6. The crowd was limp. As I said earlier, the band did very little to get the crowd engaged but for this bullet point, I’d like to focus on the lack of the crowd getting excited during songs. Sure there was generous applause in between songs, but it seemed that once a song started, people went back to texting and taking annoying cell phone pictures of either the band or the people they came with instead of getting involved with the show. I spent a lot of time looking around at the crowd reaction during the songs and for the lack of excitement I saw, I think people would have been better off playing the records at home and saving the expense and hassle of going to an arena. This is actually an observation that can be noted at most concerts as technology has really hindered people’s ability to live in the moment, but that’s a grievance for another day.
7. Their music, though popular, had little crossover appeal with people over 30. The crowd was extremely young and I felt like a dinosaur. For a rock band, I thought the crowd would be a bit more diverse, but I was wrong.
8. Lead singer Alex Turner is cute. Not the hottest guy I’ve ever seen, but he definitely has a 1950s greaser vibe going on and when I found myself getting bored, I was happy that I had some eye candy.

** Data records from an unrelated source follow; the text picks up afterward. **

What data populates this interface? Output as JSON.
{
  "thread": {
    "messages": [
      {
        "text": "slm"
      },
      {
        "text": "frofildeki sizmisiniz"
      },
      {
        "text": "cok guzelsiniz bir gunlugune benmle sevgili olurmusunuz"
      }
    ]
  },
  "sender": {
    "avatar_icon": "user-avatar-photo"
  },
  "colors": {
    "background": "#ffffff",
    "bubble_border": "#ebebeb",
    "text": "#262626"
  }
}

9. They covered The Beatles as safely as possible. It was the 50th Anniversary of the Beatles being on the Ed Sullivan Show on the weekend of the Arctic Monkeys concert so they played a little tribute to the Fab Four. They chose “All My Loving.” It was a “by the numbers” cover. No risk involved. Of course, every music site is juicing all over it like they took a risk and played “Everybody’s Got Something to Hide Except Me and My Monkey” or “Helter Skelter” which would have been much more suited to their style. But with the new trend in playing covers, I am grateful they didn’t do an ironic cover where they played an acoustic version of a song that has no business being disrespected that way.
10. Final thoughts. I am more familiar with Arctic Monkeys than I was before I walked into the show. I can’t say I hated the show, because I did not. I also can’t say that I will become a die hard after seeing them live. They have a handful of songs that I can see myself revisiting and they have many more that were completely forgettable to me. I make it my mission to have fun wherever I go, in spite of my surroundings, and yes, I had fun. But that says more about me than it says about Arctic Monkeys. I can’t believe that in the two times I’ve seen this band in “autograph situations” they chose to ignore fans because I see no reason to patronize a mediocre band who have let a tiny bit of fame go to their heads. There are plenty of other bands who appreciate the position they are in and who are better performers.
The setlist was:
Do I Wanna Know? / Brainstorm / Don’t Sit Down ‘Cause I’ve Moved Your Chair / Snap Out of It / Crying Lightning / Old Yellow Bricks / Fireside/ Knee Socks / Why’d You Only Call Me When You’re High? / Arabella / Dancing Shoes / Pretty Visitors / I Bet You Look Good on the Dancefloor / Cornerstone / I Wanna Be Yours / Fluorescent Adolescent / 505 (with Miles Kane)
All My Loving (The Beatles cover) (with Miles Kane) / One For The Road / R U Mine?